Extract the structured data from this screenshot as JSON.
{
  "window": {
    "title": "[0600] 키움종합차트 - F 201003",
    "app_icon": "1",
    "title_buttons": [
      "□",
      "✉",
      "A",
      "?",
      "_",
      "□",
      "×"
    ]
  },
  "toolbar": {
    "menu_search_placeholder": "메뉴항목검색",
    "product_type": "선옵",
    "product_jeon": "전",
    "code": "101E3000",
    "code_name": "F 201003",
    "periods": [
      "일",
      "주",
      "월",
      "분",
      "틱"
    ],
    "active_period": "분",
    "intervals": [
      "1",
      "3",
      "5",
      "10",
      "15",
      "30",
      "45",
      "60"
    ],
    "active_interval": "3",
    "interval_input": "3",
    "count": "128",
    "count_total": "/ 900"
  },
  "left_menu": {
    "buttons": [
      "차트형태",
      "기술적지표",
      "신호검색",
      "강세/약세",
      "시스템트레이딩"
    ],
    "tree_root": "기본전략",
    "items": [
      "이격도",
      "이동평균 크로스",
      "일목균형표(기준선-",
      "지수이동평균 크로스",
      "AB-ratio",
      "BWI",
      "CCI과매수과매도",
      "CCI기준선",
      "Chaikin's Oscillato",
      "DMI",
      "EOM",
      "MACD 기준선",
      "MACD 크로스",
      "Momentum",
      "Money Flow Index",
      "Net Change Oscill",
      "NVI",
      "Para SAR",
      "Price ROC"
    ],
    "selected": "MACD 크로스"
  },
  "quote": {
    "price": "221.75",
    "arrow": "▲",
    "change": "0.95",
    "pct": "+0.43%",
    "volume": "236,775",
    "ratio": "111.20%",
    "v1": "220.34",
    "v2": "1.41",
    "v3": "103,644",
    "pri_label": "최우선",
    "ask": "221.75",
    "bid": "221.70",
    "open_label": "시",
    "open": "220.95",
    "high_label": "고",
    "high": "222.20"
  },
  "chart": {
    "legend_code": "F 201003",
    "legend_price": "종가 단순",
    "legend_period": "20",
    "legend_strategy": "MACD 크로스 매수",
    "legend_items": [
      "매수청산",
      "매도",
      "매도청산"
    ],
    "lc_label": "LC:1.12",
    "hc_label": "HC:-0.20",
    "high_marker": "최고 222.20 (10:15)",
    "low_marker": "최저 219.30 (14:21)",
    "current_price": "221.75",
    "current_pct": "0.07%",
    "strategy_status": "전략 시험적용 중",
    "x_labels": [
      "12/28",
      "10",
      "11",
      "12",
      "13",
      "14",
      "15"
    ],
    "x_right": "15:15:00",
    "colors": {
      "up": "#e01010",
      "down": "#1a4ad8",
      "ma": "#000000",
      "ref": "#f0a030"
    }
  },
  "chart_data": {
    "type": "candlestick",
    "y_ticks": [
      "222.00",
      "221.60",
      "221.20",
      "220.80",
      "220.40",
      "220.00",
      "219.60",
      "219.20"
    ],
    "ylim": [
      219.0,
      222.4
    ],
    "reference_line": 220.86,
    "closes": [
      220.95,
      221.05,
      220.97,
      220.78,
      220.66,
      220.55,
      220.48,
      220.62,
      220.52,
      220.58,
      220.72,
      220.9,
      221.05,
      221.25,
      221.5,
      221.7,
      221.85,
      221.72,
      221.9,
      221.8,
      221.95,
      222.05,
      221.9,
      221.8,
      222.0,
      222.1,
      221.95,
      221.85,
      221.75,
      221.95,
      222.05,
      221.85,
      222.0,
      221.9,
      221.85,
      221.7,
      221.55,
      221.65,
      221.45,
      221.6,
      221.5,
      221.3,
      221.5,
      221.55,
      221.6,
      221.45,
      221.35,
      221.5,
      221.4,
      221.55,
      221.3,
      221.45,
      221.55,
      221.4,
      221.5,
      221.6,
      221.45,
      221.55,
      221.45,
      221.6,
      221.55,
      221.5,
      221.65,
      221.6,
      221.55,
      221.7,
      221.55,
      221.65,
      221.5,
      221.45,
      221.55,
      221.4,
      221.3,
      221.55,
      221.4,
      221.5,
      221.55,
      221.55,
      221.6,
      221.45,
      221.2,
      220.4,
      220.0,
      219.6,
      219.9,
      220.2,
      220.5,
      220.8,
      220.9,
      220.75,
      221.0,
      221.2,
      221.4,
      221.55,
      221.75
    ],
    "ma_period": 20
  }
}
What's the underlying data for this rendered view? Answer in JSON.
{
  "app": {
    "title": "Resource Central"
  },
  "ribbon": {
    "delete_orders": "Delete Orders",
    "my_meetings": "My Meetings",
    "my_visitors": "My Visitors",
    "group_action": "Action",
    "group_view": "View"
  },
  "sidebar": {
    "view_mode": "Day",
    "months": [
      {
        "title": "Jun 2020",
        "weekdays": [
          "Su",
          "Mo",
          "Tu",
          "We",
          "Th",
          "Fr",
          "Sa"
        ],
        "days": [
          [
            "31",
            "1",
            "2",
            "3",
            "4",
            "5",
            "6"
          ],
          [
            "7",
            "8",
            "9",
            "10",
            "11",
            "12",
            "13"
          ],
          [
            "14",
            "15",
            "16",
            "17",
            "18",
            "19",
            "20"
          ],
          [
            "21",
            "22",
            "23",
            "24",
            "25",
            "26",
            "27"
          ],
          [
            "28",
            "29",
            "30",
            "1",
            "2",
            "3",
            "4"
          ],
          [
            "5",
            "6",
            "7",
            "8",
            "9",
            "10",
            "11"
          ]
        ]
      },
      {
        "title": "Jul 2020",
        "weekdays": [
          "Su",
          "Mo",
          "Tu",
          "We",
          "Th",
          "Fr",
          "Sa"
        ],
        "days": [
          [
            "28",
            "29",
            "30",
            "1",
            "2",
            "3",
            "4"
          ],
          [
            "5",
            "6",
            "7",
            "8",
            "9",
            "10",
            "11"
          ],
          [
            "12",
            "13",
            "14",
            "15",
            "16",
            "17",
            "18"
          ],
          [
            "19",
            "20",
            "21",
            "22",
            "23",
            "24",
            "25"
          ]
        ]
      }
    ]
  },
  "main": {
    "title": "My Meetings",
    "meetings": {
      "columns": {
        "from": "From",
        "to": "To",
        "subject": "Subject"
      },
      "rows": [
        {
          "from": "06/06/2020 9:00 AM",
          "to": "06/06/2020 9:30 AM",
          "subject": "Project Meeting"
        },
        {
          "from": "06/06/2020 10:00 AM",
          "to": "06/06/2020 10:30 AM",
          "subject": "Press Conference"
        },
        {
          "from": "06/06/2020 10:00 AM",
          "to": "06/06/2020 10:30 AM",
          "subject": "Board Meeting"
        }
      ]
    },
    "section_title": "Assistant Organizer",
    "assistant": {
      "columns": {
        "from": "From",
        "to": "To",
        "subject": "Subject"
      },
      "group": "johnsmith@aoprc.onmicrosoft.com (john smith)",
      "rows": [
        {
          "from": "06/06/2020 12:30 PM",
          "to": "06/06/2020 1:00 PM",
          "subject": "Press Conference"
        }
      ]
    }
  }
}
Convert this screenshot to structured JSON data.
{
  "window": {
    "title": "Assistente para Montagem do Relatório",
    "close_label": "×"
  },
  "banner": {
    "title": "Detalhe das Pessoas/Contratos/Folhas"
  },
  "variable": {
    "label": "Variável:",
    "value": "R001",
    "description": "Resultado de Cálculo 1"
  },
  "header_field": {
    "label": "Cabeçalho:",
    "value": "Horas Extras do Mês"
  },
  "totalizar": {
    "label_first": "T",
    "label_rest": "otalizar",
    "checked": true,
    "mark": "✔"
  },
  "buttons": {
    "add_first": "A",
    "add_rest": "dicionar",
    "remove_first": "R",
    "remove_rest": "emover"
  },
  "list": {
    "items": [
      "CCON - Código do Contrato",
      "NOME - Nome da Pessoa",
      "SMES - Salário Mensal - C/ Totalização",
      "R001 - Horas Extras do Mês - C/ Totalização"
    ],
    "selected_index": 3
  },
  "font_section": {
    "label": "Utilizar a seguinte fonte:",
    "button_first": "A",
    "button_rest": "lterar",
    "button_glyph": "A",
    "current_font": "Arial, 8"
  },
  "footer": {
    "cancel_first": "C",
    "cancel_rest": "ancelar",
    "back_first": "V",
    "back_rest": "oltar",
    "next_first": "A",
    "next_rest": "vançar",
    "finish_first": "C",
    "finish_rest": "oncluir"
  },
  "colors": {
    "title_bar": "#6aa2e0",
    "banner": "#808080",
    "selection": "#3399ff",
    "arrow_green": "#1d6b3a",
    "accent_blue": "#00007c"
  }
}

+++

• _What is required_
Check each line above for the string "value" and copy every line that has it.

• _Written answer_
    "value": "R001",
    "value": "Horas Extras do Mês"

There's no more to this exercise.